A serious, and often deadly, infectious disease may be rearing its ugly head years after the World Health Assembly deemed it completely eradicated due to successful vaccination efforts. The disease in question? Smallpox.
Although its origin remains unknown, according to the Centers for Disease Control and Prevention (CDC), smallpox
is thought to date to the 3rd century BCE in the Egyptian Empire. Throughout history, as civilizations continued to grow and expand their reach, the disease managed to spread across the globe, leaving devastation in its wake. Although the last natural outbreak
of smallpox occurred back in 1949, it seems that as the frozen Siberian tundra continues to melt, the chances of the virus making a comeback are not so far-fetched, at least according to major new source, the Independent
According to the news source
, experts are warning that as the tundra melts, corpses of those who died during an epidemic that occurred over 120 years ago may resurface, and if that happens, the disease might as well.
“Back in the 1890s, there occurred a major epidemic of smallpox. There was a town where up to 40% of the population died,” Boris Kershengolts, of the Siberian branch of the Academy of Sciences said in the press release. “Naturally, the bodies were buried under the upper layer of permafrost soil, on the bank of the Kolyma River. Now, a little more than 100 years later, Kolyma’s floodwaters have started eroding the banks.” With the permafrost melting, the erosion process may be accelerated.
In the Yamal peninsula near Salekhard, where anthrax spores were reportedly found, experts from the Virology and Biotechnology Centere have channeled their efforts into seeing if other diseases were present as well. Their findings? Corpses covered with sores “that look like the marks left by smallpox.” Although they “did not find the virus itself, they did detect fragments of its DNA.”
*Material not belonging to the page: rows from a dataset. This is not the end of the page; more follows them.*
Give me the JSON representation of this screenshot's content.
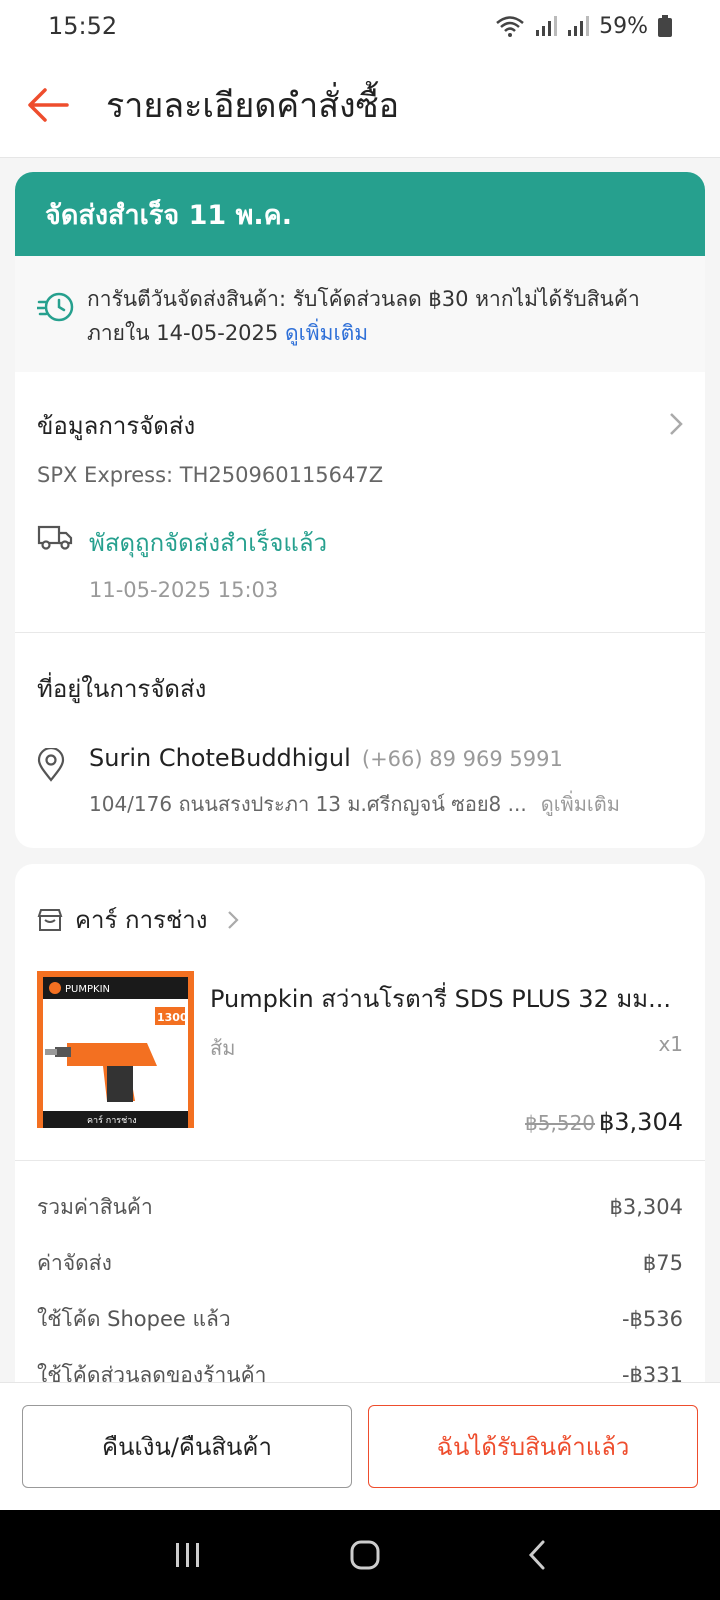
{
  "status_bar": {
    "time": "15:52",
    "battery": "59%"
  },
  "header": {
    "title": "รายละเอียดคำสั่งซื้อ"
  },
  "banner": {
    "text": "จัดส่งสำเร็จ 11 พ.ค."
  },
  "guarantee": {
    "text_line1": "การันตีวันจัดส่งสินค้า: รับโค้ดส่วนลด ฿30 หากไม่ได้รับสินค้า",
    "text_line2": "ภายใน 14-05-2025",
    "link": "ดูเพิ่มเติม"
  },
  "shipping": {
    "title": "ข้อมูลการจัดส่ง",
    "carrier": "SPX Express: TH250960115647Z",
    "status": "พัสดุถูกจัดส่งสำเร็จแล้ว",
    "status_time": "11-05-2025 15:03"
  },
  "address": {
    "title": "ที่อยู่ในการจัดส่ง",
    "name": "Surin ChoteBuddhigul",
    "phone": "(+66) 89 969 5991",
    "line": "104/176 ถนนสรงประภา 13   ม.ศรีกญจน์ ซอย8  ...",
    "more": "ดูเพิ่มเติม"
  },
  "shop": {
    "name": "คาร์ การช่าง",
    "product": {
      "name": "Pumpkin สว่านโรตารี่ SDS PLUS 32 มม...",
      "variant": "ส้ม",
      "qty": "x1",
      "price_original": "฿5,520",
      "price": "฿3,304",
      "image_brand": "PUMPKIN",
      "image_badge": "1300",
      "image_shop": "คาร์ การช่าง"
    }
  },
  "summary": [
    {
      "label": "รวมค่าสินค้า",
      "value": "฿3,304"
    },
    {
      "label": "ค่าจัดส่ง",
      "value": "฿75"
    },
    {
      "label": "ใช้โค้ด Shopee แล้ว",
      "value": "-฿536"
    },
    {
      "label": "ใช้โค้ดส่วนลดของร้านค้า",
      "value": "-฿331"
    }
  ],
  "actions": {
    "refund": "คืนเงิน/คืนสินค้า",
    "received": "ฉันได้รับสินค้าแล้ว"
  },
  "colors": {
    "accent": "#ee4d2d",
    "success": "#26a08e",
    "link": "#2f70d8"
  }
}
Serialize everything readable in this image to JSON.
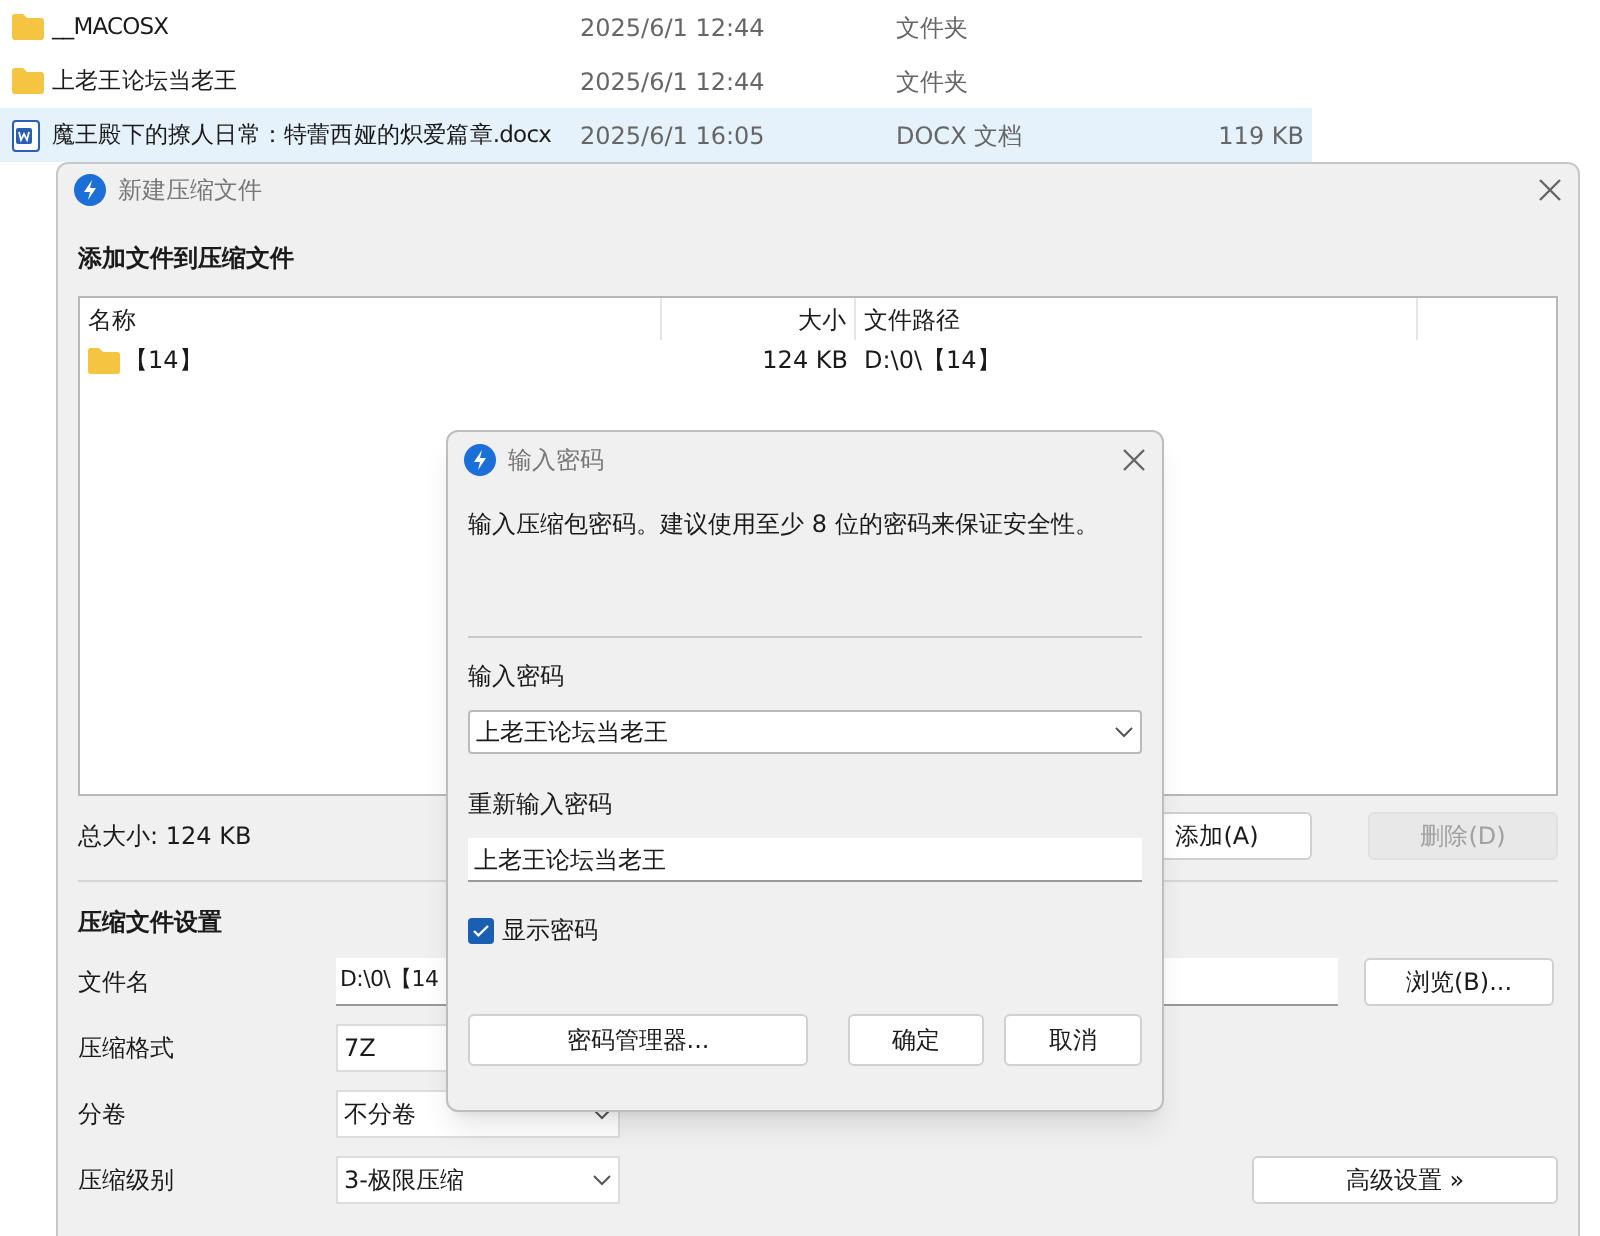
{
  "explorer": {
    "rows": [
      {
        "kind": "folder",
        "name": "__MACOSX",
        "date": "2025/6/1 12:44",
        "type": "文件夹",
        "selected": false
      },
      {
        "kind": "folder",
        "name": "上老王论坛当老王",
        "date": "2025/6/1 12:44",
        "type": "文件夹",
        "selected": false
      },
      {
        "kind": "docx",
        "name": "魔王殿下的撩人日常：特蕾西娅的炽爱篇章.docx",
        "date": "2025/6/1 16:05",
        "type": "DOCX 文档",
        "size": "119 KB",
        "selected": true
      }
    ]
  },
  "compress_dialog": {
    "title": "新建压缩文件",
    "section_title": "添加文件到压缩文件",
    "file_list": {
      "columns": [
        "名称",
        "大小",
        "文件路径"
      ],
      "rows": [
        {
          "name": "【14】",
          "size": "124 KB",
          "path": "D:\\0\\【14】"
        }
      ]
    },
    "total_size": "总大小: 124 KB",
    "list_buttons": [
      {
        "label": "添加(A)",
        "disabled": false
      },
      {
        "label": "删除(D)",
        "disabled": true
      }
    ],
    "settings_title": "压缩文件设置",
    "settings": [
      {
        "kind": "input",
        "label": "文件名",
        "value": "D:\\0\\【14"
      },
      {
        "kind": "select",
        "label": "压缩格式",
        "value": "7Z"
      },
      {
        "kind": "select",
        "label": "分卷",
        "value": "不分卷"
      },
      {
        "kind": "select",
        "label": "压缩级别",
        "value": "3-极限压缩"
      }
    ],
    "browse_button": "浏览(B)...",
    "advanced_button": "高级设置 »"
  },
  "password_dialog": {
    "title": "输入密码",
    "message": "输入压缩包密码。建议使用至少 8 位的密码来保证安全性。",
    "password_label": "输入密码",
    "password_value": "上老王论坛当老王",
    "confirm_label": "重新输入密码",
    "confirm_value": "上老王论坛当老王",
    "show_password": {
      "label": "显示密码",
      "checked": true
    },
    "manager_button": "密码管理器...",
    "ok_button": "确定",
    "cancel_button": "取消"
  }
}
This is not just one lone occurrence; however, another news outlet, The Daily Mail
on how the Kakrapar Nuclear Power Plant located in Gujarat, a state in Western India, has been temporarily shut down after discovering that leaky pipes inside the complex were not only corroded, but the “rare alloy” the pipes are made out of may have actually “contracted a smallpox-like virus.”